Work order: Please print every record below exactly as it appears.

Data records:
····················

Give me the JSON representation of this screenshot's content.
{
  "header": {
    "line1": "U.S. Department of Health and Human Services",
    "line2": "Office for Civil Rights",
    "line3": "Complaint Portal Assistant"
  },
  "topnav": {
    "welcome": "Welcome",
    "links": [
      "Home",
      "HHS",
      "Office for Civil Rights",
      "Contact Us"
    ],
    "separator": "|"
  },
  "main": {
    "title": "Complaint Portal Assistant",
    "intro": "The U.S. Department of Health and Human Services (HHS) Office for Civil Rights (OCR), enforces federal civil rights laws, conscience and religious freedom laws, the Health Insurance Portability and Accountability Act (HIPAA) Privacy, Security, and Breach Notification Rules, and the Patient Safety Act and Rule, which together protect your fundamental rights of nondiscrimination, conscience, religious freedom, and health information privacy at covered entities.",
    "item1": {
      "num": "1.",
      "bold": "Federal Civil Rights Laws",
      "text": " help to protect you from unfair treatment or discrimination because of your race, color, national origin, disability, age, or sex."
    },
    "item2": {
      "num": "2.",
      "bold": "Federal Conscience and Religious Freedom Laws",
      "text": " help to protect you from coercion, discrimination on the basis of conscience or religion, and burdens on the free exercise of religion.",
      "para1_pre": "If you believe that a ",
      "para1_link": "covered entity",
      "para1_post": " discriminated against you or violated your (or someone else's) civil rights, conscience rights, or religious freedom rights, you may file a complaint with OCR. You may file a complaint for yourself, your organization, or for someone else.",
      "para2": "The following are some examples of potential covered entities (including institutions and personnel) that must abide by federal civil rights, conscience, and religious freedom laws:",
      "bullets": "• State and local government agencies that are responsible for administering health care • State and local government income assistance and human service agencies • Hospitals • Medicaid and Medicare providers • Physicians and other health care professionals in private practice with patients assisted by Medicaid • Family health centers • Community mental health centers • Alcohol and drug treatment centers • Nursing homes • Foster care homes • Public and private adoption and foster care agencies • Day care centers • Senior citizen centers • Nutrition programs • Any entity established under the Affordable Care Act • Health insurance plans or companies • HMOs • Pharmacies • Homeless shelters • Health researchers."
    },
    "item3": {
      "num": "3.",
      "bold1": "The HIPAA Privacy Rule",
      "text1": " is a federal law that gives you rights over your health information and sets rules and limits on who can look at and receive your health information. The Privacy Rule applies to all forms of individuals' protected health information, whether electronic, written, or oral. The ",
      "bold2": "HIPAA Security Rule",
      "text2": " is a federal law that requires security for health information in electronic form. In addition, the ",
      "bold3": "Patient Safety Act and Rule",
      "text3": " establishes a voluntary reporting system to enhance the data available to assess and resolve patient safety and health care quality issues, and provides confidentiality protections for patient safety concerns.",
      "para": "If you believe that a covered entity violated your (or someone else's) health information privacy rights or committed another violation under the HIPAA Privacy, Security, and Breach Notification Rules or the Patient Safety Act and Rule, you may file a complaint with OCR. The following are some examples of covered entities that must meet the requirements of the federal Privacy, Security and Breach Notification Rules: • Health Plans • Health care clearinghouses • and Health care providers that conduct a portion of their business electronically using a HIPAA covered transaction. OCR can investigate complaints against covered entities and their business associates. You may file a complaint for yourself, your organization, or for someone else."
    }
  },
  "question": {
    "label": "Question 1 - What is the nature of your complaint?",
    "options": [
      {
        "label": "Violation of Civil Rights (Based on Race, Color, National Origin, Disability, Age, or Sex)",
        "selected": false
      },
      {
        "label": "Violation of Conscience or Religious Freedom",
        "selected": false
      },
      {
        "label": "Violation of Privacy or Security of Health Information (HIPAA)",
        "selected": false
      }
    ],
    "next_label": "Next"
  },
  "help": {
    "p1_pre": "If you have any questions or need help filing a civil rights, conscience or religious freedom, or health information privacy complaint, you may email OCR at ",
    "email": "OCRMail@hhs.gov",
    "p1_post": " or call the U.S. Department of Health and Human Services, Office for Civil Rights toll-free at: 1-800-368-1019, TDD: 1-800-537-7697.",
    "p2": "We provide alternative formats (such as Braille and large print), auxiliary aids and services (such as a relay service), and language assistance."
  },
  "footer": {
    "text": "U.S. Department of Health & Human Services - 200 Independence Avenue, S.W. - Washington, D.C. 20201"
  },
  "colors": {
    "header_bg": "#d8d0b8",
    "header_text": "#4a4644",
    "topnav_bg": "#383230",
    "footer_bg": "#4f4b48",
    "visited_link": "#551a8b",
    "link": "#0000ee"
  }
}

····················

Task solution:
Give me the JSON representation of this screenshot's content.
{
  "header": {
    "line1": "U.S. Department of Health and Human Services",
    "line2": "Office for Civil Rights",
    "line3": "Complaint Portal Assistant"
  },
  "topnav": {
    "welcome": "Welcome",
    "links": [
      "Home",
      "HHS",
      "Office for Civil Rights",
      "Contact Us"
    ],
    "separator": "|"
  },
  "main": {
    "title": "Complaint Portal Assistant",
    "intro": "The U.S. Department of Health and Human Services (HHS) Office for Civil Rights (OCR), enforces federal civil rights laws, conscience and religious freedom laws, the Health Insurance Portability and Accountability Act (HIPAA) Privacy, Security, and Breach Notification Rules, and the Patient Safety Act and Rule, which together protect your fundamental rights of nondiscrimination, conscience, religious freedom, and health information privacy at covered entities.",
    "item1": {
      "num": "1.",
      "bold": "Federal Civil Rights Laws",
      "text": " help to protect you from unfair treatment or discrimination because of your race, color, national origin, disability, age, or sex."
    },
    "item2": {
      "num": "2.",
      "bold": "Federal Conscience and Religious Freedom Laws",
      "text": " help to protect you from coercion, discrimination on the basis of conscience or religion, and burdens on the free exercise of religion.",
      "para1_pre": "If you believe that a ",
      "para1_link": "covered entity",
      "para1_post": " discriminated against you or violated your (or someone else's) civil rights, conscience rights, or religious freedom rights, you may file a complaint with OCR. You may file a complaint for yourself, your organization, or for someone else.",
      "para2": "The following are some examples of potential covered entities (including institutions and personnel) that must abide by federal civil rights, conscience, and religious freedom laws:",
      "bullets": "• State and local government agencies that are responsible for administering health care • State and local government income assistance and human service agencies • Hospitals • Medicaid and Medicare providers • Physicians and other health care professionals in private practice with patients assisted by Medicaid • Family health centers • Community mental health centers • Alcohol and drug treatment centers • Nursing homes • Foster care homes • Public and private adoption and foster care agencies • Day care centers • Senior citizen centers • Nutrition programs • Any entity established under the Affordable Care Act • Health insurance plans or companies • HMOs • Pharmacies • Homeless shelters • Health researchers."
    },
    "item3": {
      "num": "3.",
      "bold1": "The HIPAA Privacy Rule",
      "text1": " is a federal law that gives you rights over your health information and sets rules and limits on who can look at and receive your health information. The Privacy Rule applies to all forms of individuals' protected health information, whether electronic, written, or oral. The ",
      "bold2": "HIPAA Security Rule",
      "text2": " is a federal law that requires security for health information in electronic form. In addition, the ",
      "bold3": "Patient Safety Act and Rule",
      "text3": " establishes a voluntary reporting system to enhance the data available to assess and resolve patient safety and health care quality issues, and provides confidentiality protections for patient safety concerns.",
      "para": "If you believe that a covered entity violated your (or someone else's) health information privacy rights or committed another violation under the HIPAA Privacy, Security, and Breach Notification Rules or the Patient Safety Act and Rule, you may file a complaint with OCR. The following are some examples of covered entities that must meet the requirements of the federal Privacy, Security and Breach Notification Rules: • Health Plans • Health care clearinghouses • and Health care providers that conduct a portion of their business electronically using a HIPAA covered transaction. OCR can investigate complaints against covered entities and their business associates. You may file a complaint for yourself, your organization, or for someone else."
    }
  },
  "question": {
    "label": "Question 1 - What is the nature of your complaint?",
    "options": [
      {
        "label": "Violation of Civil Rights (Based on Race, Color, National Origin, Disability, Age, or Sex)",
        "selected": false
      },
      {
        "label": "Violation of Conscience or Religious Freedom",
        "selected": false
      },
      {
        "label": "Violation of Privacy or Security of Health Information (HIPAA)",
        "selected": false
      }
    ],
    "next_label": "Next"
  },
  "help": {
    "p1_pre": "If you have any questions or need help filing a civil rights, conscience or religious freedom, or health information privacy complaint, you may email OCR at ",
    "email": "OCRMail@hhs.gov",
    "p1_post": " or call the U.S. Department of Health and Human Services, Office for Civil Rights toll-free at: 1-800-368-1019, TDD: 1-800-537-7697.",
    "p2": "We provide alternative formats (such as Braille and large print), auxiliary aids and services (such as a relay service), and language assistance."
  },
  "footer": {
    "text": "U.S. Department of Health & Human Services - 200 Independence Avenue, S.W. - Washington, D.C. 20201"
  },
  "colors": {
    "header_bg": "#d8d0b8",
    "header_text": "#4a4644",
    "topnav_bg": "#383230",
    "footer_bg": "#4f4b48",
    "visited_link": "#551a8b",
    "link": "#0000ee"
  }
}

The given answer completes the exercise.